Exercise: The complete listing goes into the output exactly, without its pictures.

────

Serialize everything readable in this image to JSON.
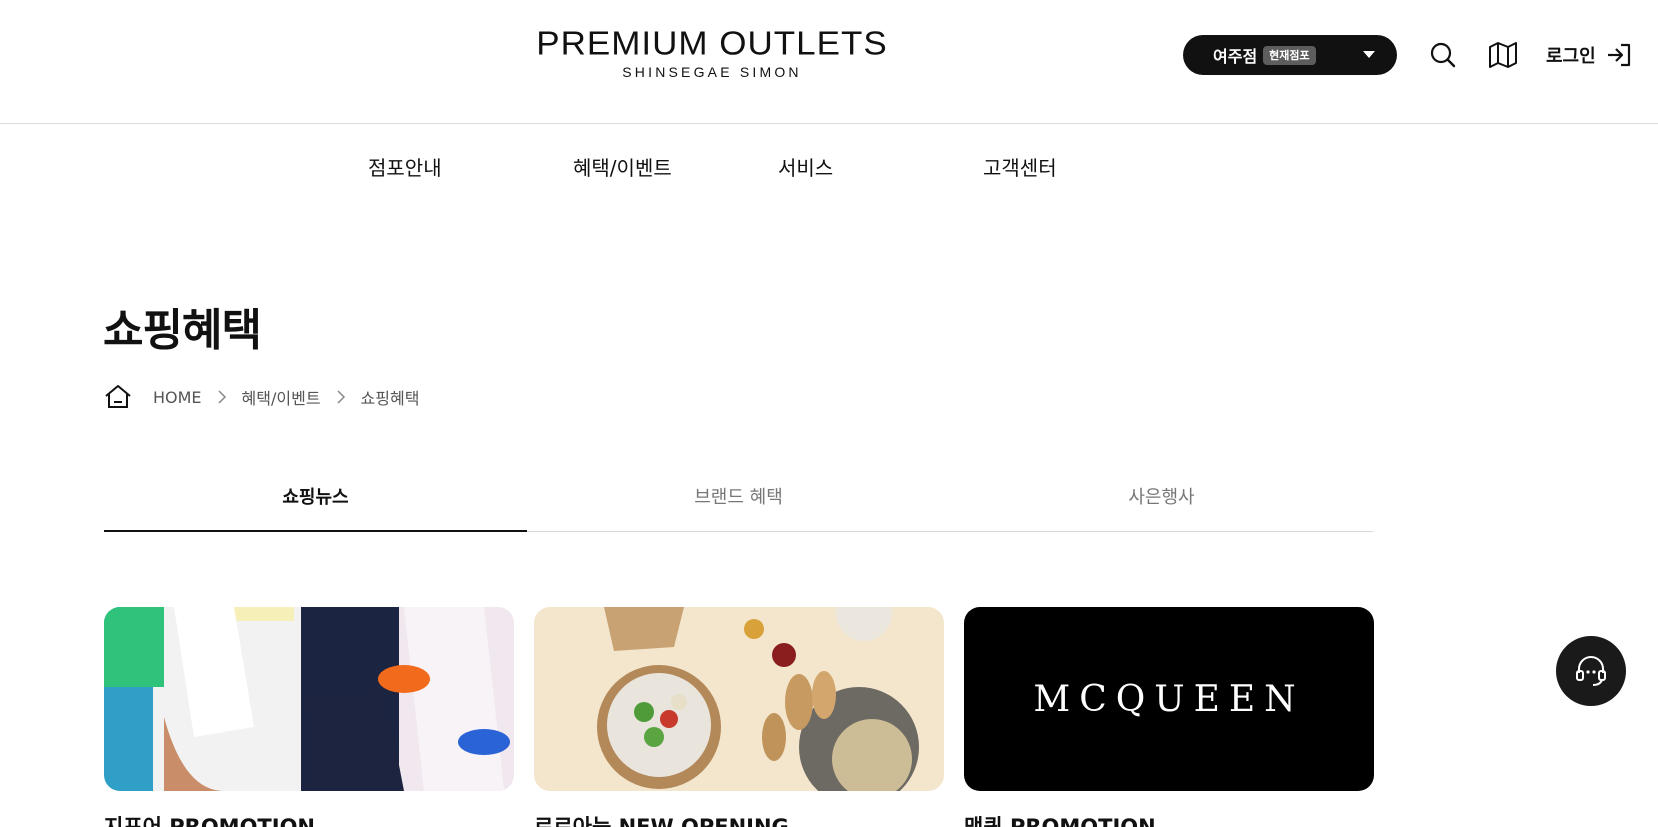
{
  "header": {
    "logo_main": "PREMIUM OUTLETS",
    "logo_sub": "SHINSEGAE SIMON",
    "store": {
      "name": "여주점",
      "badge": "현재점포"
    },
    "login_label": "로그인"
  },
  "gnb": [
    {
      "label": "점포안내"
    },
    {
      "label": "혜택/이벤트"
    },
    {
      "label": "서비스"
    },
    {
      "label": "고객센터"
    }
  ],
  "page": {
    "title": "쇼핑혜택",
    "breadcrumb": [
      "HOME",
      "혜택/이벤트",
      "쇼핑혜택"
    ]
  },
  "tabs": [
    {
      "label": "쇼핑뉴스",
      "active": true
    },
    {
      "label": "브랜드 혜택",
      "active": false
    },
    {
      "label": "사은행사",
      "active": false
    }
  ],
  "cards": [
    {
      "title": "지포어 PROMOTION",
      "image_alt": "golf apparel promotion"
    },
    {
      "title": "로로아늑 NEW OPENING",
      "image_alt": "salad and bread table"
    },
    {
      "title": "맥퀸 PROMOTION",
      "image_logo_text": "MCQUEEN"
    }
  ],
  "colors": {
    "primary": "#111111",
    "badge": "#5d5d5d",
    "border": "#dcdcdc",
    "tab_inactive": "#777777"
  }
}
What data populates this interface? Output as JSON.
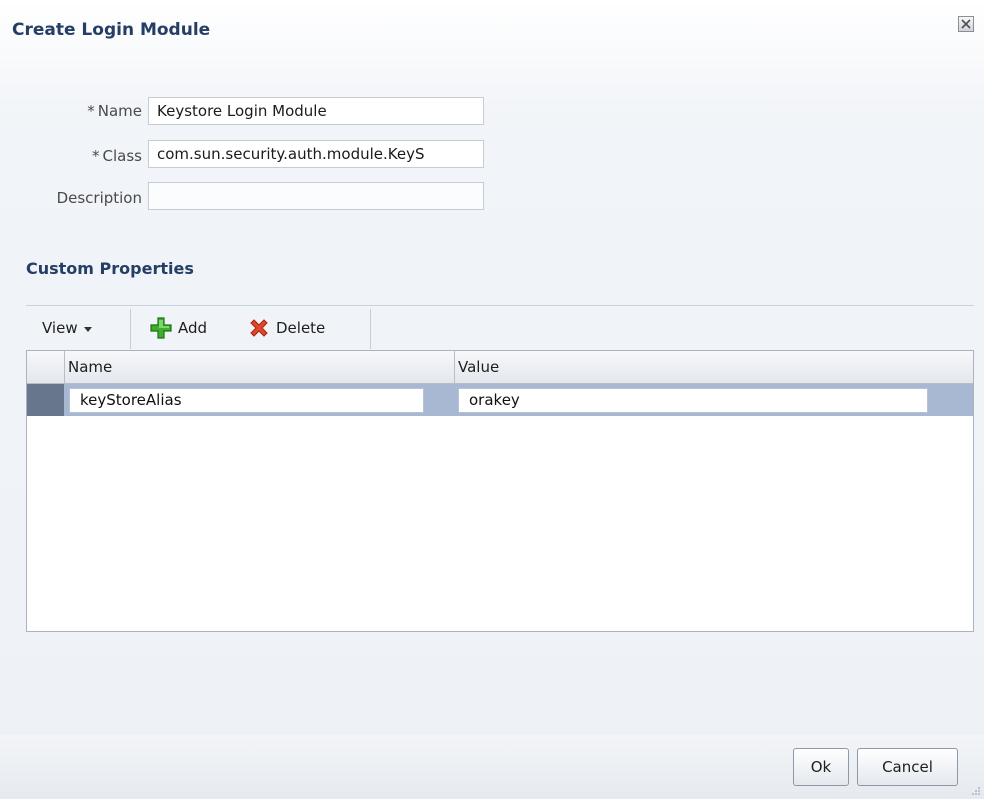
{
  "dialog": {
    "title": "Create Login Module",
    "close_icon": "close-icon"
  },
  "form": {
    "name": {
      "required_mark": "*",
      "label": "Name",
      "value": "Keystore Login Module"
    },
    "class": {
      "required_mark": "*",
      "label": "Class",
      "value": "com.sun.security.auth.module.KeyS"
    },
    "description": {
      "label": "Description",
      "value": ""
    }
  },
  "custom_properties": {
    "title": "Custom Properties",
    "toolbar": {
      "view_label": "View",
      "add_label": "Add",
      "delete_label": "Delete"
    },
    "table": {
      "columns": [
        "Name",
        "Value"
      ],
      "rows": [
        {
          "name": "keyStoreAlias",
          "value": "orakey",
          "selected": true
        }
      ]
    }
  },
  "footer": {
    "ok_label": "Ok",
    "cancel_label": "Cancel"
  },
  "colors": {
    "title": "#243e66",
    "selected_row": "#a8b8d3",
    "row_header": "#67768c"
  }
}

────

Response area:
Serialize everything readable in this image to JSON.
{
  "header": {
    "logo_main": "PREMIUM OUTLETS",
    "logo_sub": "SHINSEGAE SIMON",
    "store": {
      "name": "여주점",
      "badge": "현재점포"
    },
    "login_label": "로그인"
  },
  "gnb": [
    {
      "label": "점포안내"
    },
    {
      "label": "혜택/이벤트"
    },
    {
      "label": "서비스"
    },
    {
      "label": "고객센터"
    }
  ],
  "page": {
    "title": "쇼핑혜택",
    "breadcrumb": [
      "HOME",
      "혜택/이벤트",
      "쇼핑혜택"
    ]
  },
  "tabs": [
    {
      "label": "쇼핑뉴스",
      "active": true
    },
    {
      "label": "브랜드 혜택",
      "active": false
    },
    {
      "label": "사은행사",
      "active": false
    }
  ],
  "cards": [
    {
      "title": "지포어 PROMOTION",
      "image_alt": "golf apparel promotion"
    },
    {
      "title": "로로아늑 NEW OPENING",
      "image_alt": "salad and bread table"
    },
    {
      "title": "맥퀸 PROMOTION",
      "image_logo_text": "MCQUEEN"
    }
  ],
  "colors": {
    "primary": "#111111",
    "badge": "#5d5d5d",
    "border": "#dcdcdc",
    "tab_inactive": "#777777"
  }
}
What data populates this interface? Output as JSON.
{
  "dialog": {
    "title": "Create Login Module",
    "close_icon": "close-icon"
  },
  "form": {
    "name": {
      "required_mark": "*",
      "label": "Name",
      "value": "Keystore Login Module"
    },
    "class": {
      "required_mark": "*",
      "label": "Class",
      "value": "com.sun.security.auth.module.KeyS"
    },
    "description": {
      "label": "Description",
      "value": ""
    }
  },
  "custom_properties": {
    "title": "Custom Properties",
    "toolbar": {
      "view_label": "View",
      "add_label": "Add",
      "delete_label": "Delete"
    },
    "table": {
      "columns": [
        "Name",
        "Value"
      ],
      "rows": [
        {
          "name": "keyStoreAlias",
          "value": "orakey",
          "selected": true
        }
      ]
    }
  },
  "footer": {
    "ok_label": "Ok",
    "cancel_label": "Cancel"
  },
  "colors": {
    "title": "#243e66",
    "selected_row": "#a8b8d3",
    "row_header": "#67768c"
  }
}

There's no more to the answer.